The closer shots of Moses’s Head I was purposely moving my body back and forth slightly, as you can see, the only time I obtained good focus was when both the photographer and subject held still. A big problem was that it was really hard to keep the subject in frame because you can’t see anything on the screen. However, even when I kept Moses close and centered it wouldn’t track.
Servo Test Shots with EOS M3 and the ef-m 18-55
Build quality – I
Features – My 5dmkiii has very few frills so I was impressed by these items. From my perspective the built in WIFI is really nice. It’s easy to send photos to your phone, google drive, your computer, flicker and a handful of other services. The flip out screen is awesome. Gone are the days when you have to lay in the dirt to get a photo a few inches off the ground. You can even flip the screen forward for a selfie mode. Say what you will, but I have numerous times given my camera to a stranger to take a photo while traveling and had them take something ridiculously awful. I’ve gotten pretty good at the dslr selfie, but this screen will definitely make it easier. The pop up flash allows you to tilt it up for bounce flash. Nothing looks worse than a tiny flash pointed straight in the face of your subject, but with bounce flash you can get a professional look from your tiny camera. In my tests it was more than bright enough to light a room with a standard height (8ft) white ceiling. I’m sure it’s not as powerful as the 600EX RTs… but if you need more power you can put that on this camera as well. I bought the Electronic Viewfinder, but have not used it much. It’s a bit faster to frame a photo with the viewfinder, but I really find using the touchscreen for auto-focus to be convenient. I’m not sure which way I’ll use the camera, and I’m personally really happy that it is removable rather than built in.
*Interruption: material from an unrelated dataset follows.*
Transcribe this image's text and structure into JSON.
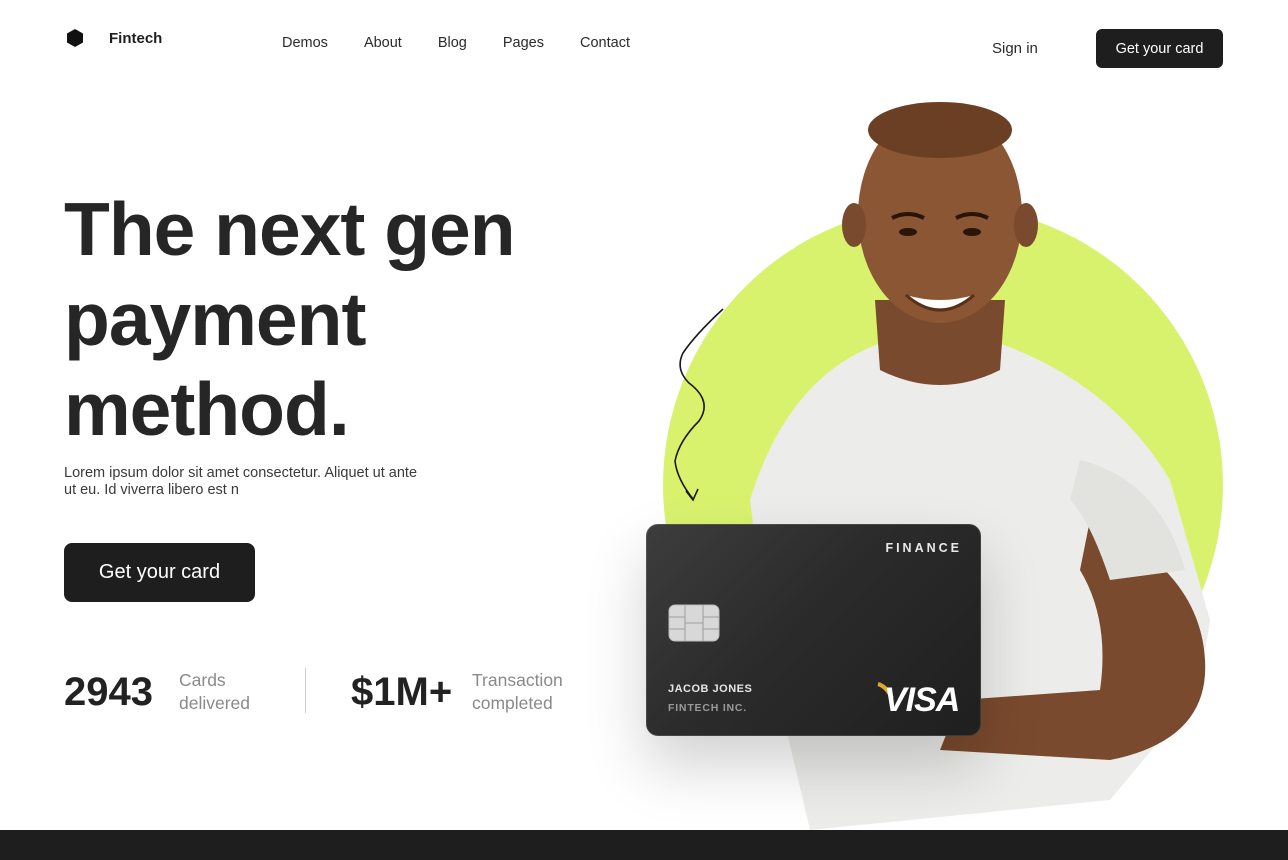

Controls– I passed on the first versions of the EOS M because of the lack of external controls. With the M3 it is finally a camera for serious photographers. You can easily shoot anywhere from full auto to full manual with all the controls at your finger tips just like a real DSLR. It even has auto exposure adjustment dial which makes shooting TV or AV very easy. The M3 even has programmable buttons so you can set it up exactly how you want. Many of the settings are accessible both by hardware buttons as well as the touchscreen. The touchscreen is very responsive with good menu layout and makes accessing a number of settings very easy.
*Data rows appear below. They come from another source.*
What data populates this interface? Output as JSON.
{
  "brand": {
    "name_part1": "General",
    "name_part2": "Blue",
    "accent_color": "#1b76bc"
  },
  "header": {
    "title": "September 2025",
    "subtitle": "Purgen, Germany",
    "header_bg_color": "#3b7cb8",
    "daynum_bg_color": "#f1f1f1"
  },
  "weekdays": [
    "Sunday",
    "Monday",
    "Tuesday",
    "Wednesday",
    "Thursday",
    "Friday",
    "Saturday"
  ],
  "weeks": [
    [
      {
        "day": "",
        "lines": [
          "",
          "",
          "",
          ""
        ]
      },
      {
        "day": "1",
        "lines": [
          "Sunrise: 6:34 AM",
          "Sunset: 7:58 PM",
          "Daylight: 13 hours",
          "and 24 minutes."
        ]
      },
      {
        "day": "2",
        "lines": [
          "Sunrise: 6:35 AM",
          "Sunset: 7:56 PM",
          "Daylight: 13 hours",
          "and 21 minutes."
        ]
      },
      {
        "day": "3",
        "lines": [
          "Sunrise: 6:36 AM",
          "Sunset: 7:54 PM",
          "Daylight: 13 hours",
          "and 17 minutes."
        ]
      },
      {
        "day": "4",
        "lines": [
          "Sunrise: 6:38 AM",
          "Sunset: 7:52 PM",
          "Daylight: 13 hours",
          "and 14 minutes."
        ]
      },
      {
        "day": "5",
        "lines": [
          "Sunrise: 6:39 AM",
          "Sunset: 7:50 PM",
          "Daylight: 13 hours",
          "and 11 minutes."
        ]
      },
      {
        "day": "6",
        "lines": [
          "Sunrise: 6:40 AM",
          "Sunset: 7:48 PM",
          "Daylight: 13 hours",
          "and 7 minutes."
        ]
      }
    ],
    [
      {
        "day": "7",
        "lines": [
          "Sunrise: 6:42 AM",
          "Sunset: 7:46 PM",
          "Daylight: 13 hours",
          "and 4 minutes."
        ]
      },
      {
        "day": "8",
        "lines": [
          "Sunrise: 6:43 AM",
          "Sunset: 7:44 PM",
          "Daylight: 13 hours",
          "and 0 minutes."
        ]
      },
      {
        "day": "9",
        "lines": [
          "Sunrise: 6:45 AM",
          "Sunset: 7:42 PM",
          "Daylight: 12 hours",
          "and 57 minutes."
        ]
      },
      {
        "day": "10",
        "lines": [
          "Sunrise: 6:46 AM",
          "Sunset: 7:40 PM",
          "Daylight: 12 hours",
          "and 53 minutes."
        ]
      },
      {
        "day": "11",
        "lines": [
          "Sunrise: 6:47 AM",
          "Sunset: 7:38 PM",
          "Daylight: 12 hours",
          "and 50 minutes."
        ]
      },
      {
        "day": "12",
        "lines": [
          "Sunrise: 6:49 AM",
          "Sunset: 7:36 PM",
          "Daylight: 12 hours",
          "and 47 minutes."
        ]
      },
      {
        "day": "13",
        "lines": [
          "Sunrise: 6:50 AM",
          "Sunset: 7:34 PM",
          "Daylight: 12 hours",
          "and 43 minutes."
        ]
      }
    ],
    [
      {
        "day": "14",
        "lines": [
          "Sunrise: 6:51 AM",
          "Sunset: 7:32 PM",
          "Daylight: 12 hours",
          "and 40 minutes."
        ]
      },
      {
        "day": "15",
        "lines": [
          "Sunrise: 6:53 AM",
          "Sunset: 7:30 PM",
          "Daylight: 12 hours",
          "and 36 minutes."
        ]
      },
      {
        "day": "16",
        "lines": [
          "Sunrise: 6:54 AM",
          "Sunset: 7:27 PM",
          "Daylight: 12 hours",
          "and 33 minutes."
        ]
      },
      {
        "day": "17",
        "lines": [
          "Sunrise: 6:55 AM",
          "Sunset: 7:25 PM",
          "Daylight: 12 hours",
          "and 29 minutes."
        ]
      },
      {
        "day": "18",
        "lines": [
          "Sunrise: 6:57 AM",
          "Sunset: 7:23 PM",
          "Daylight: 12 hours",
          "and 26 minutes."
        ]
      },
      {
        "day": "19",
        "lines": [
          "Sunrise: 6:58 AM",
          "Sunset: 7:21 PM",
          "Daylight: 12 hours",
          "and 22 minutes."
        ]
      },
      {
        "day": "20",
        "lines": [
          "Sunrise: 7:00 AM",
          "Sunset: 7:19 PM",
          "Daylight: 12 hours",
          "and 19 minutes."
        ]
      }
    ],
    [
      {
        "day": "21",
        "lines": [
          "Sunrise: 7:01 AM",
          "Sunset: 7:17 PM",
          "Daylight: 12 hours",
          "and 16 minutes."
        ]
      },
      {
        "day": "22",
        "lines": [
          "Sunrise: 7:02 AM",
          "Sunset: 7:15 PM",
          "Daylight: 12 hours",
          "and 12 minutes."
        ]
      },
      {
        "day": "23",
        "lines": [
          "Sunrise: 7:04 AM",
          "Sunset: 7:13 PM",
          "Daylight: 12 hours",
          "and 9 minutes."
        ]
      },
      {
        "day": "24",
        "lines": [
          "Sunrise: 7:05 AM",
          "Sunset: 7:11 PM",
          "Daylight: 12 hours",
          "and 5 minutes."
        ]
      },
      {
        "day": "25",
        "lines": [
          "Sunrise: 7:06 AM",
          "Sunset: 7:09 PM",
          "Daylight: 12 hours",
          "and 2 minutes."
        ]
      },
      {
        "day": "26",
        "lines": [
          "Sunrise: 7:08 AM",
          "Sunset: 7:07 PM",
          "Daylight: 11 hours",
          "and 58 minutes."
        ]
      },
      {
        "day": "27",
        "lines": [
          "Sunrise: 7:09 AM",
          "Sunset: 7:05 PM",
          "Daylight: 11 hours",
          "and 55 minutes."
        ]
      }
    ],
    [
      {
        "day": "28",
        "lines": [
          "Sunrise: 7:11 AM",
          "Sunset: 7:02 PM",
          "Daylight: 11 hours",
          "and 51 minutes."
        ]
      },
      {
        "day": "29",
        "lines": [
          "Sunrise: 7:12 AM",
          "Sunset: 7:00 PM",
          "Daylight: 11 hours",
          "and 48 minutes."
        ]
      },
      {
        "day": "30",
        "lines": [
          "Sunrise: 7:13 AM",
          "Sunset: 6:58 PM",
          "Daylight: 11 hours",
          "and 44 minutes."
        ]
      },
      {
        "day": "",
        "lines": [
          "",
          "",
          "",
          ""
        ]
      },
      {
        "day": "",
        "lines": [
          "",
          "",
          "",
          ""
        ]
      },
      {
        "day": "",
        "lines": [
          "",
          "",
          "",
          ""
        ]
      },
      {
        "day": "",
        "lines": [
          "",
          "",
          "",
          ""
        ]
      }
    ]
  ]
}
Conclusion – Mirrorless cameras are the future of photography. At some point the bulk of a camera like the 5dmkiii + high end lens makes you a worse photographer. If you’re serious about photography, but your current camera is so big that you don’t use it, then this is great option. Personally I think that this camera will be a great walk around camera. The image quality is more than sufficient for capturing life memories and travel shots. The single shot autofocus on both my ef-m lenses (22mm and 18-55mm) was fast and accurate. The servo focus on the 18-55mm was good enough that I will easily get action shots of pets and kids in action. The standard EF lenses that I tested focused correctly, but were not quite as fast to lock as the EF-M lenses. The Canon L series lenses I own and the Sigma Art lenses take beautiful pictures, but so does the $100 EF-M 22mm.
I am a fairly avid landscape photographer. I know that for backpacking I will definitely be opting for this camera, but it remains to be seen whether or not I feel comfortable leaving the MkIII (or 5dMK IV), at home for trips where photography is the main goal. For bird and nature photography this could be a great option for some people. If your animals are prone to moving quickly you’ll probably be better off with a 7dmkii. Canon did a great job with the Canon EOS M3, and it’s a shame it’s not available with a USA warranty. It’s also a shame that Canon hasn’t come out with a full frame competitor to the Sony A7. If I could have a camera with the features and lens options of the Canon EOS M3, the size of the Sony A7 (or smaller),the image quality of a top of the line full frame sensor and the price of a camera like the Canon 6D I would have bought that instead. However, since that’s not in existence I saved myself a few hundred dollars and will be very happy with this camera.